17. Mr Thompson took the Panel through the history of the case and the contents of the Agreement. He invited the Panel to revoke the Suspension Order so that the Registrant could voluntarily remove herself from the Register.
18. The Panel heard and accepted the advice of the Legal Assessor. It had regard to the section on Voluntary Removal in the HCPTS Practice Note entitled Disposing of cases by consent.
19. The Panel decided to approve the Agreement for Voluntary Removal from the Register and revoke the current Suspension Order under Article 30(2). This is on the understanding that the Registrant will act in accordance with the Agreement which she has signed, and remove herself from the Register, having signed a prepared letter to the Registrar, requesting such removal.
20. The Panel was satisfied that the appropriate level of public protection is being secured by allowing Voluntary Removal, as the Registrant would not be permitted to practise as an ODP once her name is removed from the Register. Also, she would not be able to apply for re-admission to the Register, until a period of at least 5 years had elapsed.
21. In relation to the wider public interest, the Panel was satisfied that this had been appropriately addressed as the allegation had previously been determined in public by a CCC Panel and a sanction had been imposed, which was identified at that time to both protect the public and to meet the wider public interest. The sanction had also been reviewed twice.
The Panel directs that the Suspension Order be revoked on the basis that the Registrar will remove the name of Mrs Joy Lytham from the Register with immediate effect.
History of Hearings for Mrs Joy Lytham
|Date||Panel||Hearing type||Outcomes / Status|
|26/06/2017||Conduct and Competence Committee||Final Hearing||Voluntary Removal agreed|
|12/07/2016||Conduct and Competence Committee||Review Hearing||Suspended|

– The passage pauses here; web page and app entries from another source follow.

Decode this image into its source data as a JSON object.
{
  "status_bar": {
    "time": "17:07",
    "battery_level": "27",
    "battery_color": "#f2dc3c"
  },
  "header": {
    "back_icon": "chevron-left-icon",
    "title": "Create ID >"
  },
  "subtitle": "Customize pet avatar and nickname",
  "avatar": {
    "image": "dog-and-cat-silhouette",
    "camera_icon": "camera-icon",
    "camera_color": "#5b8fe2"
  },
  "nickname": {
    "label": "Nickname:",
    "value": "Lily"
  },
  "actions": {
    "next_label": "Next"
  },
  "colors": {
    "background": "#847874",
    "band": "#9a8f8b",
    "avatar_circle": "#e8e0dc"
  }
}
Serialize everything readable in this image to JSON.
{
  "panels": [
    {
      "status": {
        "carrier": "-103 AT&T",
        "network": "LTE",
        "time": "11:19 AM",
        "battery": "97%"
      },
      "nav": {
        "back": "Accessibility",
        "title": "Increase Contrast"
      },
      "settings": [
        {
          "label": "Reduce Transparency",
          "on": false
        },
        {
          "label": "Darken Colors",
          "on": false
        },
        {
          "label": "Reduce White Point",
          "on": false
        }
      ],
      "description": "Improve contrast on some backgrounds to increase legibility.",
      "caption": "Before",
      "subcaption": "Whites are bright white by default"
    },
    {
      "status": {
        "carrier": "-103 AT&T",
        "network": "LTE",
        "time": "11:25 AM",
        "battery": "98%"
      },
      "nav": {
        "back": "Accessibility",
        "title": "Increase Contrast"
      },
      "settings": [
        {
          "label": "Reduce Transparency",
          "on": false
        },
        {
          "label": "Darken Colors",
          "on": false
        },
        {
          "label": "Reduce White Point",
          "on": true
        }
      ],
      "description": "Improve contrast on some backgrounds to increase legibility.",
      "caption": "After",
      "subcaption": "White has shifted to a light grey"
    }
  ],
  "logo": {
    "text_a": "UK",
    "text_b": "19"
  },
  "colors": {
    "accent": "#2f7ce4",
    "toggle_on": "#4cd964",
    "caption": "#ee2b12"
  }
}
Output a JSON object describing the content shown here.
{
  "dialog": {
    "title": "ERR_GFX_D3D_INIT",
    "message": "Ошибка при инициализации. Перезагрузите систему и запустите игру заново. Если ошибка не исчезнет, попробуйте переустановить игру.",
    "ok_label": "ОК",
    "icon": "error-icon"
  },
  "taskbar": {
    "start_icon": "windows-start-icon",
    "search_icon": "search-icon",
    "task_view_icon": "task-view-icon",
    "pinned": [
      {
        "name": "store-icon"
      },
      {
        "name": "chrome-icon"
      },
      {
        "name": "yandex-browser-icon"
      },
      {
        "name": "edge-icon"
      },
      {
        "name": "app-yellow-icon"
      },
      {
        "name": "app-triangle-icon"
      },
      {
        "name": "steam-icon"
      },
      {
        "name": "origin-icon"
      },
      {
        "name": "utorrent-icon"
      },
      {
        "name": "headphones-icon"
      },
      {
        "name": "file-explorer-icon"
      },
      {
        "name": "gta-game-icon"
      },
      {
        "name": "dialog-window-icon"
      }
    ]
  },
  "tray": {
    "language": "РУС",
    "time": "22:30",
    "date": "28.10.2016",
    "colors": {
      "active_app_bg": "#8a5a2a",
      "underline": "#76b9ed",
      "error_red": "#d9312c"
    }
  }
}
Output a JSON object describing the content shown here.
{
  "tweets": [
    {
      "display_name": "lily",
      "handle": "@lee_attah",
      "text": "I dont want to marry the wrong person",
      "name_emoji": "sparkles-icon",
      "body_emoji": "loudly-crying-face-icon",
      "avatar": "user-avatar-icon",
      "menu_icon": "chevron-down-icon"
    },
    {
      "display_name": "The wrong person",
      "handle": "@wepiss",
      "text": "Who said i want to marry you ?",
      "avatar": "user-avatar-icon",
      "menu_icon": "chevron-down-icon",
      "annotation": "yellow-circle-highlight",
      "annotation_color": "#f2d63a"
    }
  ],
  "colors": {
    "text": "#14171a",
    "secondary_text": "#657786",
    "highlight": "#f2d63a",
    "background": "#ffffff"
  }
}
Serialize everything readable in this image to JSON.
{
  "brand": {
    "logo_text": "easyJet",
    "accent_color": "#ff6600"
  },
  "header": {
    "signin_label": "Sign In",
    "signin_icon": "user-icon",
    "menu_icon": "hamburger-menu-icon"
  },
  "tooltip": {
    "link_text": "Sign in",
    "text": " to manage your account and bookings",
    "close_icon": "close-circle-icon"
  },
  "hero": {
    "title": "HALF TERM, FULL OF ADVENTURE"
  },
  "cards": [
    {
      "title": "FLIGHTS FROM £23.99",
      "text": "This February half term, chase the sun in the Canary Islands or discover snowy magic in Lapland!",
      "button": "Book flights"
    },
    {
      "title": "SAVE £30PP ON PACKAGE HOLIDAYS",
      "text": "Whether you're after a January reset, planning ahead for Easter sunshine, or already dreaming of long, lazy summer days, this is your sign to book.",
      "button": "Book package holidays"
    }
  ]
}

|06/05/2016||Conduct and Competence Committee||Review Hearing||Suspended|
|05/05/2015||Conduct and Competence Committee||Review Hearing||Suspended|